International Collaboration
As well as working with other international particle physics experiments, GridPP is playing a leading role in European Grid projects. During its first three years, GridPP personnel were integral to the EU-funded DataGrid project, which brought together scientists from Earth observation, bio-medicine and particle physics to create prototype a European-wide Grid. By the time of its final review in March 2004, EU DataGrid had produced around a million lines of code and had a testbed of 1,000 CPUs, which had run more than 60,000 jobs.

GridPP is now involved in the follow-on EGEE project (Enabling Grids for E-science in Europe), which aims to support the European Research Area by bringing together Grids from different countries and different disciplines.

Working beyond Particle Physics
Within the UK, GridPP2 is also collaborating with other parts of the UK’s e-science programme, such as the National Grid Service. Many of the tools developed by GridPP could be useful for other disciplines – for example, GridPP is working with clinical researchers on the potential for using its computer security tools in the health service.
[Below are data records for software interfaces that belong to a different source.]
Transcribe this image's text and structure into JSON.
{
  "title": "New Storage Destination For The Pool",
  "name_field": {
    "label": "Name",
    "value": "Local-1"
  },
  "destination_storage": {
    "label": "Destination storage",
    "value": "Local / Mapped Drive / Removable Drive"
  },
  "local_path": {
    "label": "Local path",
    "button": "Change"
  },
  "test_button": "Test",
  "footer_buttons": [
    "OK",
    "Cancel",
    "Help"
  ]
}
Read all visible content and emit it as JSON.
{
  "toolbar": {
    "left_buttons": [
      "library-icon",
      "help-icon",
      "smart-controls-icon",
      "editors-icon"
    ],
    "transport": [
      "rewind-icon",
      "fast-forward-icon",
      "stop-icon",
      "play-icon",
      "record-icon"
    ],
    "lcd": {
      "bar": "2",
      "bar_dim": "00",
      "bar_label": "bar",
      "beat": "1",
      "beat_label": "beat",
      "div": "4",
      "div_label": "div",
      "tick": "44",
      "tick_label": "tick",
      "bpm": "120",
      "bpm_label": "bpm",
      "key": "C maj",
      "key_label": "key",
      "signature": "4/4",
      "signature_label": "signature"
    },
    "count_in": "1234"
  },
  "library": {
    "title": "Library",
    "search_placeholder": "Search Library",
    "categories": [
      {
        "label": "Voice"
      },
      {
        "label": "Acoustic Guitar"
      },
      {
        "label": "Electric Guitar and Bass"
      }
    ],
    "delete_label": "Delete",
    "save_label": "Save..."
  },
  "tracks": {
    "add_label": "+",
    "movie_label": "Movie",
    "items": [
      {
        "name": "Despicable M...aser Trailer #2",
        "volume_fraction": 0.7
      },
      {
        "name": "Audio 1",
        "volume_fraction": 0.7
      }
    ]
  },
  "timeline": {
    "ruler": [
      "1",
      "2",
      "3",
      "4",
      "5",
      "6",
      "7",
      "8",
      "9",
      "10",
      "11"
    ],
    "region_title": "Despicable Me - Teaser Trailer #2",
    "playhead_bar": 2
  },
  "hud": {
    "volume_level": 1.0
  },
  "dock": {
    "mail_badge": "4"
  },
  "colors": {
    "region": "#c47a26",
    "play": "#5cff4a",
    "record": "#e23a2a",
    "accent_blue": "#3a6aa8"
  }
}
In addition, GridPP members are collaborating with industry, sharing experience of current Grid development issues and solutions adopted.

The LCG project:
PPARC e-Science:

Please contact
Sarah Pearce, GridPP Dissemination Officer
Queen Mary, University of London
Tel: +44 20 7882 5049